WHAT YOU HAVE TO DO> Write the data out again in full, with no departure from the original.

DATA RECORDS>
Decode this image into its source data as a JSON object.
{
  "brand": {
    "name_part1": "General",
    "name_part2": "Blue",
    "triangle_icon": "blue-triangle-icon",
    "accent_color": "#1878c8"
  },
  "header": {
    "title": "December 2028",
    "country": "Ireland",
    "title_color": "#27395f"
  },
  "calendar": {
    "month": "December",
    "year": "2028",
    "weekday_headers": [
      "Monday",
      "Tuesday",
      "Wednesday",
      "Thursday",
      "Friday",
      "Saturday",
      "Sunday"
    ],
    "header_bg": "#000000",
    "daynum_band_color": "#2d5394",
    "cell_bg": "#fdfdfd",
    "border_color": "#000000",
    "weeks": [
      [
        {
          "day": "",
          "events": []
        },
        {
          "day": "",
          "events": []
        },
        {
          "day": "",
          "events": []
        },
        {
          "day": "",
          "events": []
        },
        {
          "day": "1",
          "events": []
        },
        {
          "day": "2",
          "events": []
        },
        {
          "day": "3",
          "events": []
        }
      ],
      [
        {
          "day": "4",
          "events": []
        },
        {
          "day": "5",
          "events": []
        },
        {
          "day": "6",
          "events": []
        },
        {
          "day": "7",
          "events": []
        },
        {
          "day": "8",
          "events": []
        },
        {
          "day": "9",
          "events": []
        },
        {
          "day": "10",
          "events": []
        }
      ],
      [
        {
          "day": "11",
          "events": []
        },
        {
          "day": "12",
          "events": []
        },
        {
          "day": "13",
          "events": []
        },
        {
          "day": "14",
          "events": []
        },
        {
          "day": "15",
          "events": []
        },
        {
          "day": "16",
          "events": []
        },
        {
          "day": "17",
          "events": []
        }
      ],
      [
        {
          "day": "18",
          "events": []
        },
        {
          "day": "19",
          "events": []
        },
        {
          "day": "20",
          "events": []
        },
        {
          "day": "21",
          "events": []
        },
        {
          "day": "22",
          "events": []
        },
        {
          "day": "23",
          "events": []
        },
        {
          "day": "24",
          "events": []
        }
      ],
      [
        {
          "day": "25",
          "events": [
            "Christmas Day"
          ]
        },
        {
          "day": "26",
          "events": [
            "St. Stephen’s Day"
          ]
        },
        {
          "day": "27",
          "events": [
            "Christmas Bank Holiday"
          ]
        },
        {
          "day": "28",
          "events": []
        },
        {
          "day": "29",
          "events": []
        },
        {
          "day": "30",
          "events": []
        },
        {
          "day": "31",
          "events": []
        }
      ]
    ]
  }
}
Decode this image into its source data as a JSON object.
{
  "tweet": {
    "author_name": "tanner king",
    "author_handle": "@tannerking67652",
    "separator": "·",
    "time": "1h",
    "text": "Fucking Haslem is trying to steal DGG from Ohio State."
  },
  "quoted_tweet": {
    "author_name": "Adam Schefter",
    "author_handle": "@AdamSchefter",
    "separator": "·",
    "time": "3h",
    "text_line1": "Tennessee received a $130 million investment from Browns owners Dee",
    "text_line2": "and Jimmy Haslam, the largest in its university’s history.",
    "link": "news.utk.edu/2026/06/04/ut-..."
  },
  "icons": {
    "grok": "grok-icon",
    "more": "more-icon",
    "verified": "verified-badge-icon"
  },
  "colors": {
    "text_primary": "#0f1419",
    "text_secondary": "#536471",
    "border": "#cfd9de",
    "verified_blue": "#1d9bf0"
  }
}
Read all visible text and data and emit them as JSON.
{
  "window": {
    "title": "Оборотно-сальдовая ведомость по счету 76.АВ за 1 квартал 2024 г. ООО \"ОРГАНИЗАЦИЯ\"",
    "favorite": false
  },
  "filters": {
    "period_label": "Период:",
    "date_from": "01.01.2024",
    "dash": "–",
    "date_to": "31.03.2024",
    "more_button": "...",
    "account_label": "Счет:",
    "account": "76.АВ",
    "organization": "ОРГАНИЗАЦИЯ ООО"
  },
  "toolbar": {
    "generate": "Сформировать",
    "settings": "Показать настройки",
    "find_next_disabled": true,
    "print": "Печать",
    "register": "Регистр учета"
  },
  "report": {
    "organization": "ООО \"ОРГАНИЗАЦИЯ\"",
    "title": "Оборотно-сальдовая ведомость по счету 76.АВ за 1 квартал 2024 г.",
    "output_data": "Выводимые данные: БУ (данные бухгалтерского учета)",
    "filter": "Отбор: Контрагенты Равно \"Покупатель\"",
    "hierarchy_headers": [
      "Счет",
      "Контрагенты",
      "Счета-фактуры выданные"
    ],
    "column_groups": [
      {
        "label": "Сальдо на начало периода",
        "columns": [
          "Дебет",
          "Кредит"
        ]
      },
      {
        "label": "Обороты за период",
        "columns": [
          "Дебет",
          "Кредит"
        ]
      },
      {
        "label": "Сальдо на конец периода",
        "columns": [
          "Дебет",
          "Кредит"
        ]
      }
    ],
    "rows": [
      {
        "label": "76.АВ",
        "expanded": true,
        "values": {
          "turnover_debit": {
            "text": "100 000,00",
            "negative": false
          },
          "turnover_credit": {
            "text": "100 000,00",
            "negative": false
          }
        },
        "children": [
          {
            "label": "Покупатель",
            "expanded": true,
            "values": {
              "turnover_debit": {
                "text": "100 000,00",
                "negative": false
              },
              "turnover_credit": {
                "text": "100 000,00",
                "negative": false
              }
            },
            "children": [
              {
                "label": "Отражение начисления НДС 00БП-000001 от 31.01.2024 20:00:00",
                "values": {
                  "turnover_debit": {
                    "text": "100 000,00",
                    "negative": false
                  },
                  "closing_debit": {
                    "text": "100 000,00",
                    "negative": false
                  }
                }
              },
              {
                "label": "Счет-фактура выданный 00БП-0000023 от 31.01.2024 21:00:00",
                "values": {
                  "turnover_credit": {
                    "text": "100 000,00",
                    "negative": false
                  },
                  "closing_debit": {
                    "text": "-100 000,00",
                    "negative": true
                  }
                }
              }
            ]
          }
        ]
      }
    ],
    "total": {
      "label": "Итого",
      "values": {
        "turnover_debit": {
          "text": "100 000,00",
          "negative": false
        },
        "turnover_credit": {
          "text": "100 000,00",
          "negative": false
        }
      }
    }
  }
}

ANSWER TO THIS TASK>
Decode this image into its source data as a JSON object.
{
  "brand": {
    "name_part1": "General",
    "name_part2": "Blue",
    "triangle_icon": "blue-triangle-icon",
    "accent_color": "#1878c8"
  },
  "header": {
    "title": "December 2028",
    "country": "Ireland",
    "title_color": "#27395f"
  },
  "calendar": {
    "month": "December",
    "year": "2028",
    "weekday_headers": [
      "Monday",
      "Tuesday",
      "Wednesday",
      "Thursday",
      "Friday",
      "Saturday",
      "Sunday"
    ],
    "header_bg": "#000000",
    "daynum_band_color": "#2d5394",
    "cell_bg": "#fdfdfd",
    "border_color": "#000000",
    "weeks": [
      [
        {
          "day": "",
          "events": []
        },
        {
          "day": "",
          "events": []
        },
        {
          "day": "",
          "events": []
        },
        {
          "day": "",
          "events": []
        },
        {
          "day": "1",
          "events": []
        },
        {
          "day": "2",
          "events": []
        },
        {
          "day": "3",
          "events": []
        }
      ],
      [
        {
          "day": "4",
          "events": []
        },
        {
          "day": "5",
          "events": []
        },
        {
          "day": "6",
          "events": []
        },
        {
          "day": "7",
          "events": []
        },
        {
          "day": "8",
          "events": []
        },
        {
          "day": "9",
          "events": []
        },
        {
          "day": "10",
          "events": []
        }
      ],
      [
        {
          "day": "11",
          "events": []
        },
        {
          "day": "12",
          "events": []
        },
        {
          "day": "13",
          "events": []
        },
        {
          "day": "14",
          "events": []
        },
        {
          "day": "15",
          "events": []
        },
        {
          "day": "16",
          "events": []
        },
        {
          "day": "17",
          "events": []
        }
      ],
      [
        {
          "day": "18",
          "events": []
        },
        {
          "day": "19",
          "events": []
        },
        {
          "day": "20",
          "events": []
        },
        {
          "day": "21",
          "events": []
        },
        {
          "day": "22",
          "events": []
        },
        {
          "day": "23",
          "events": []
        },
        {
          "day": "24",
          "events": []
        }
      ],
      [
        {
          "day": "25",
          "events": [
            "Christmas Day"
          ]
        },
        {
          "day": "26",
          "events": [
            "St. Stephen’s Day"
          ]
        },
        {
          "day": "27",
          "events": [
            "Christmas Bank Holiday"
          ]
        },
        {
          "day": "28",
          "events": []
        },
        {
          "day": "29",
          "events": []
        },
        {
          "day": "30",
          "events": []
        },
        {
          "day": "31",
          "events": []
        }
      ]
    ]
  }
}
Decode this image into its source data as a JSON object.
{
  "tweet": {
    "author_name": "tanner king",
    "author_handle": "@tannerking67652",
    "separator": "·",
    "time": "1h",
    "text": "Fucking Haslem is trying to steal DGG from Ohio State."
  },
  "quoted_tweet": {
    "author_name": "Adam Schefter",
    "author_handle": "@AdamSchefter",
    "separator": "·",
    "time": "3h",
    "text_line1": "Tennessee received a $130 million investment from Browns owners Dee",
    "text_line2": "and Jimmy Haslam, the largest in its university’s history.",
    "link": "news.utk.edu/2026/06/04/ut-..."
  },
  "icons": {
    "grok": "grok-icon",
    "more": "more-icon",
    "verified": "verified-badge-icon"
  },
  "colors": {
    "text_primary": "#0f1419",
    "text_secondary": "#536471",
    "border": "#cfd9de",
    "verified_blue": "#1d9bf0"
  }
}
Read all visible text and data and emit them as JSON.
{
  "window": {
    "title": "Оборотно-сальдовая ведомость по счету 76.АВ за 1 квартал 2024 г. ООО \"ОРГАНИЗАЦИЯ\"",
    "favorite": false
  },
  "filters": {
    "period_label": "Период:",
    "date_from": "01.01.2024",
    "dash": "–",
    "date_to": "31.03.2024",
    "more_button": "...",
    "account_label": "Счет:",
    "account": "76.АВ",
    "organization": "ОРГАНИЗАЦИЯ ООО"
  },
  "toolbar": {
    "generate": "Сформировать",
    "settings": "Показать настройки",
    "find_next_disabled": true,
    "print": "Печать",
    "register": "Регистр учета"
  },
  "report": {
    "organization": "ООО \"ОРГАНИЗАЦИЯ\"",
    "title": "Оборотно-сальдовая ведомость по счету 76.АВ за 1 квартал 2024 г.",
    "output_data": "Выводимые данные: БУ (данные бухгалтерского учета)",
    "filter": "Отбор: Контрагенты Равно \"Покупатель\"",
    "hierarchy_headers": [
      "Счет",
      "Контрагенты",
      "Счета-фактуры выданные"
    ],
    "column_groups": [
      {
        "label": "Сальдо на начало периода",
        "columns": [
          "Дебет",
          "Кредит"
        ]
      },
      {
        "label": "Обороты за период",
        "columns": [
          "Дебет",
          "Кредит"
        ]
      },
      {
        "label": "Сальдо на конец периода",
        "columns": [
          "Дебет",
          "Кредит"
        ]
      }
    ],
    "rows": [
      {
        "label": "76.АВ",
        "expanded": true,
        "values": {
          "turnover_debit": {
            "text": "100 000,00",
            "negative": false
          },
          "turnover_credit": {
            "text": "100 000,00",
            "negative": false
          }
        },
        "children": [
          {
            "label": "Покупатель",
            "expanded": true,
            "values": {
              "turnover_debit": {
                "text": "100 000,00",
                "negative": false
              },
              "turnover_credit": {
                "text": "100 000,00",
                "negative": false
              }
            },
            "children": [
              {
                "label": "Отражение начисления НДС 00БП-000001 от 31.01.2024 20:00:00",
                "values": {
                  "turnover_debit": {
                    "text": "100 000,00",
                    "negative": false
                  },
                  "closing_debit": {
                    "text": "100 000,00",
                    "negative": false
                  }
                }
              },
              {
                "label": "Счет-фактура выданный 00БП-0000023 от 31.01.2024 21:00:00",
                "values": {
                  "turnover_credit": {
                    "text": "100 000,00",
                    "negative": false
                  },
                  "closing_debit": {
                    "text": "-100 000,00",
                    "negative": true
                  }
                }
              }
            ]
          }
        ]
      }
    ],
    "total": {
      "label": "Итого",
      "values": {
        "turnover_debit": {
          "text": "100 000,00",
          "negative": false
        },
        "turnover_credit": {
          "text": "100 000,00",
          "negative": false
        }
      }
    }
  }
}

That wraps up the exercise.